It would be impossible to estimate the time invested by the Neuropsychiatry Consultants Division in the field of public relations. Again and again, reporters would appear, usually unannounced, and, regardless of the pressure of other acute demands, would require literally hours to interview. The subject was delicate; the relations with the press had previously been strained; there was no one informed in or provided by the Bureau of Public Relations to do the job. Despite, major efforts, the success achieved in this field can be considered only in the dimmest light. No planned program was ever successfully sold to those higher in authority nor any implementation to bring such about. The inevitable conclusion from this experience indicates the strong desirability of having someone on the Bureau of Public Relations of the War Department whose chief function is to plan and guide a public education program, covering the ramifications of psychiatry as it is applied in the Army-selection, classification and assignment, adjustment problems, hospitalization, treatment methods, mental hygiene clinics, correctional institution psychiatry, disposition methods of war casualties, and veterans' problems in this field. If we are to learn any lesson, it would certainly be the importance of establishing a full-time public relations officer in this field in the case of any emergency. Such an individual should be appointed early, working in close liaison with the Surgeon General's Office but with the authority of the War Department to release such information as seemed indicated from the social and medical point of view. Only by such a method can impending problems be attacked aggressively and the public educated, thereby avoiding the experience of this war when the War Department and the Surgeon General's Office were so often placed in a defensive role, and the common welfare of communities ignored.

Credit should be given to the many general hospitals and special hospitals which through their own public relations officers did produce some extremely helpful and informative psychiatric information. Particularly commendable were the efforts at Mason General Hospital, N. Y., Darnall General Hospital, Ky., Kennedy General Hospital, Tenn., and Northington General Hospital, Ala. Particular individuals in the War Department Bureau of Public Relations and various echelons were extremely helpful, notably Lt. Col. Robert Brown, Lt. Col. Harry Lutgens, Maj. Munro Leaf, and Capt. Steve McDonough. There were a few outstanding civilian newswriters who took a special interest in the field of neuropsychiatry, notably Will O'Neil of the Chicago Sun, Marjorie Vandewater of Science Service, Albert Deutsch of the newspaper PM, Mr. David


Dietz of Scripps-Howard syndicate from Cleveland, and Col. Joseph Green of the Infantry Journal.

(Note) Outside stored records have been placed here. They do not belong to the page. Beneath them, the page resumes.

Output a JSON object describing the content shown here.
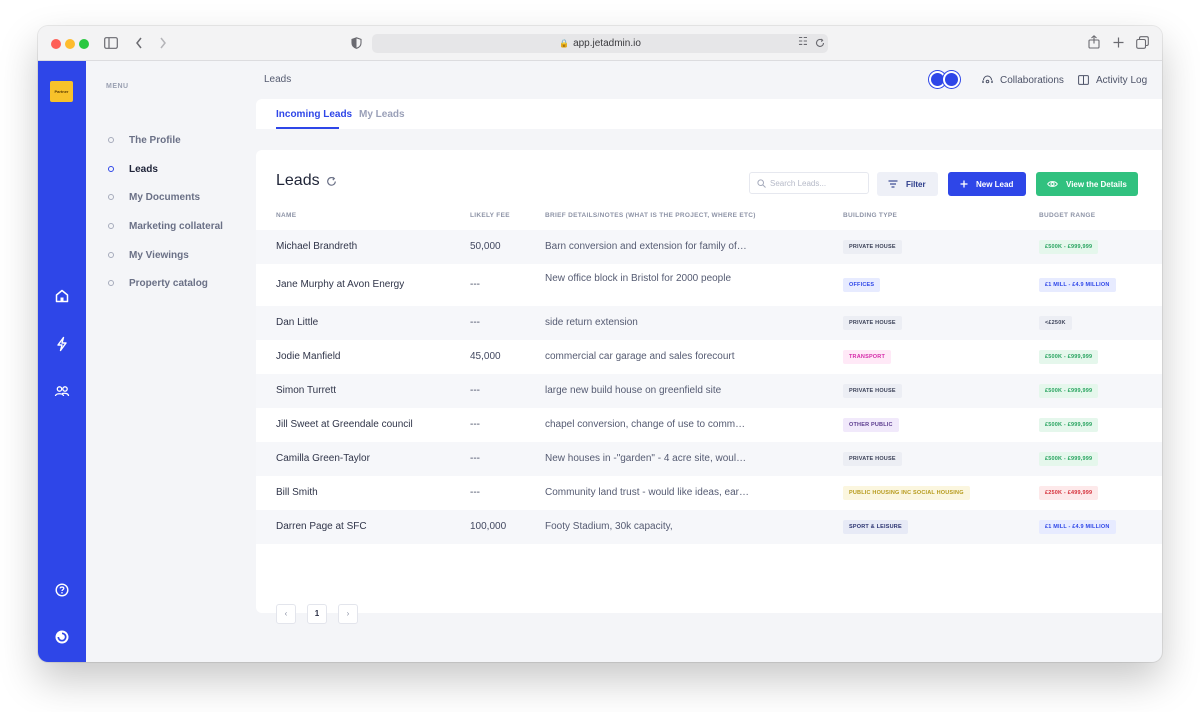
{
  "browser": {
    "url": "app.jetadmin.io"
  },
  "brand": {
    "logo_text": "Partner"
  },
  "menu": {
    "label": "MENU",
    "items": [
      {
        "label": "The Profile",
        "active": false
      },
      {
        "label": "Leads",
        "active": true
      },
      {
        "label": "My Documents",
        "active": false
      },
      {
        "label": "Marketing collateral",
        "active": false
      },
      {
        "label": "My Viewings",
        "active": false
      },
      {
        "label": "Property catalog",
        "active": false
      }
    ]
  },
  "header": {
    "breadcrumb": "Leads",
    "collaborations": "Collaborations",
    "activity_log": "Activity Log"
  },
  "tabs": [
    {
      "label": "Incoming Leads",
      "active": true
    },
    {
      "label": "My Leads",
      "active": false
    }
  ],
  "main": {
    "title": "Leads",
    "search_placeholder": "Search Leads...",
    "filter_label": "Filter",
    "new_label": "New Lead",
    "view_label": "View the Details"
  },
  "table": {
    "columns": [
      "NAME",
      "LIKELY FEE",
      "BRIEF DETAILS/NOTES (WHAT IS THE PROJECT, WHERE ETC)",
      "BUILDING TYPE",
      "BUDGET RANGE"
    ],
    "rows": [
      {
        "name": "Michael Brandreth",
        "fee": "50,000",
        "notes": "Barn conversion and extension for family of 5...",
        "building": "PRIVATE HOUSE",
        "budget": "£500K - £999,999"
      },
      {
        "name": "Jane Murphy at Avon Energy",
        "fee": "---",
        "notes": "New office block in Bristol for 2000 people",
        "building": "OFFICES",
        "budget": "£1 MILL - £4.9 MILLION"
      },
      {
        "name": "Dan Little",
        "fee": "---",
        "notes": "side return extension",
        "building": "PRIVATE HOUSE",
        "budget": "<£250K"
      },
      {
        "name": "Jodie Manfield",
        "fee": "45,000",
        "notes": "commercial car garage and sales forecourt",
        "building": "TRANSPORT",
        "budget": "£500K - £999,999"
      },
      {
        "name": "Simon Turrett",
        "fee": "---",
        "notes": "large new build house on greenfield site",
        "building": "PRIVATE HOUSE",
        "budget": "£500K - £999,999"
      },
      {
        "name": "Jill Sweet at Greendale council",
        "fee": "---",
        "notes": "chapel conversion, change of use to commun...",
        "building": "OTHER PUBLIC",
        "budget": "£500K - £999,999"
      },
      {
        "name": "Camilla Green-Taylor",
        "fee": "---",
        "notes": "New houses in -\"garden\" - 4 acre site, would l...",
        "building": "PRIVATE HOUSE",
        "budget": "£500K - £999,999"
      },
      {
        "name": "Bill Smith",
        "fee": "---",
        "notes": "Community land trust - would like ideas, earl...",
        "building": "PUBLIC HOUSING INC SOCIAL HOUSING",
        "budget": "£250K - £499,999"
      },
      {
        "name": "Darren Page at SFC",
        "fee": "100,000",
        "notes": "Footy Stadium, 30k capacity,",
        "building": "SPORT & LEISURE",
        "budget": "£1 MILL - £4.9 MILLION"
      }
    ]
  },
  "pagination": {
    "prev": "‹",
    "page": "1",
    "next": "›"
  },
  "colors": {
    "accent": "#2e46e8",
    "green": "#31c17f",
    "badge_private_house": "#eceef4",
    "badge_offices": "#e7ebff",
    "badge_transport": "#ffe9f7",
    "badge_other_public": "#f1e9fb",
    "badge_public_housing": "#fbf6df",
    "badge_sport": "#e7eaf6",
    "budget_green": "#e5f7ec",
    "budget_blue": "#e7ebff",
    "budget_red": "#fde9ea",
    "budget_grey": "#eceef4"
  }
}
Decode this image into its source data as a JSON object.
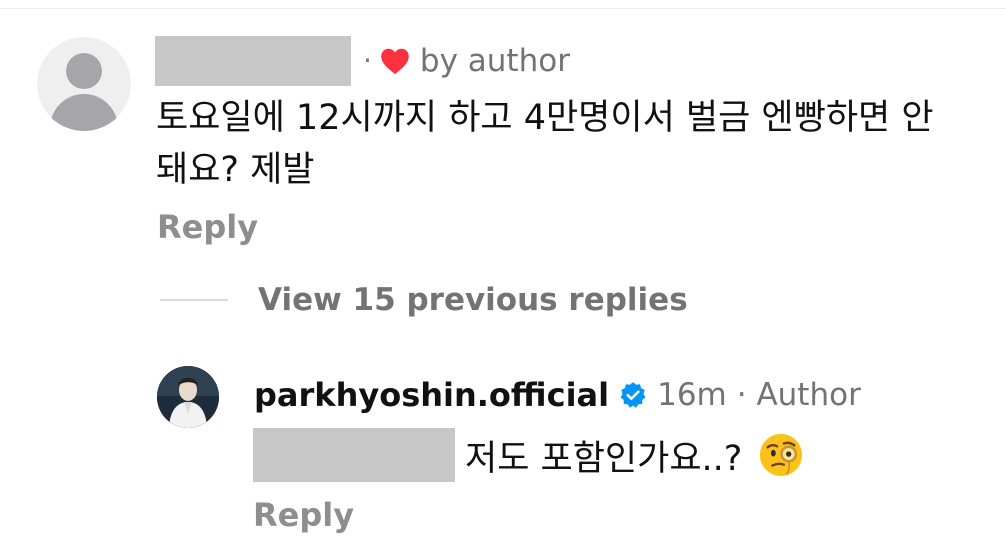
{
  "comment": {
    "badge_separator": "·",
    "liked_by_label": "by author",
    "text": "토요일에 12시까지 하고 4만명이서 벌금 엔빵하면 안돼요? 제발",
    "reply_label": "Reply"
  },
  "thread": {
    "view_replies_label": "View 15 previous replies"
  },
  "reply": {
    "username": "parkhyoshin.official",
    "time": "16m",
    "author_label": "· Author",
    "text": "저도 포함인가요..?",
    "reply_label": "Reply"
  },
  "icons": {
    "heart": "heart-icon",
    "verified": "verified-badge-icon",
    "emoji": "face-with-monocle-icon",
    "default_avatar": "default-avatar-icon"
  },
  "colors": {
    "heart": "#ff3040",
    "verified": "#0095f6",
    "muted_text": "#737373",
    "redaction": "#c7c7c7"
  }
}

Nearly every psychiatrist in the Army experienced, to some degree, the necessity for selling himself and his wares. This was true especially in his dealings with Medical Department officers-above all, with those in command positions. The situation was, in part, a carryover from civilian life, where the layman is occasionally better informed psychiatrically than the medical person and is more willing to consider psychiatric advice. That such a problem existed, however, was due largely to the glaring deficiencies in the psychiatric education of doctors, especially in medical schools, which came to light in bold relief during the war. Of course, some of the difficulties resulted from the actions of some poorly informed and injudicious members of the psychiatric specialty. Often one heard the expression, particularly from medical officers: "You don't look or act like a psychiatrist. You look normal." Early in the war, these same difficulties were experienced from the lowest echelon up to the Washington level.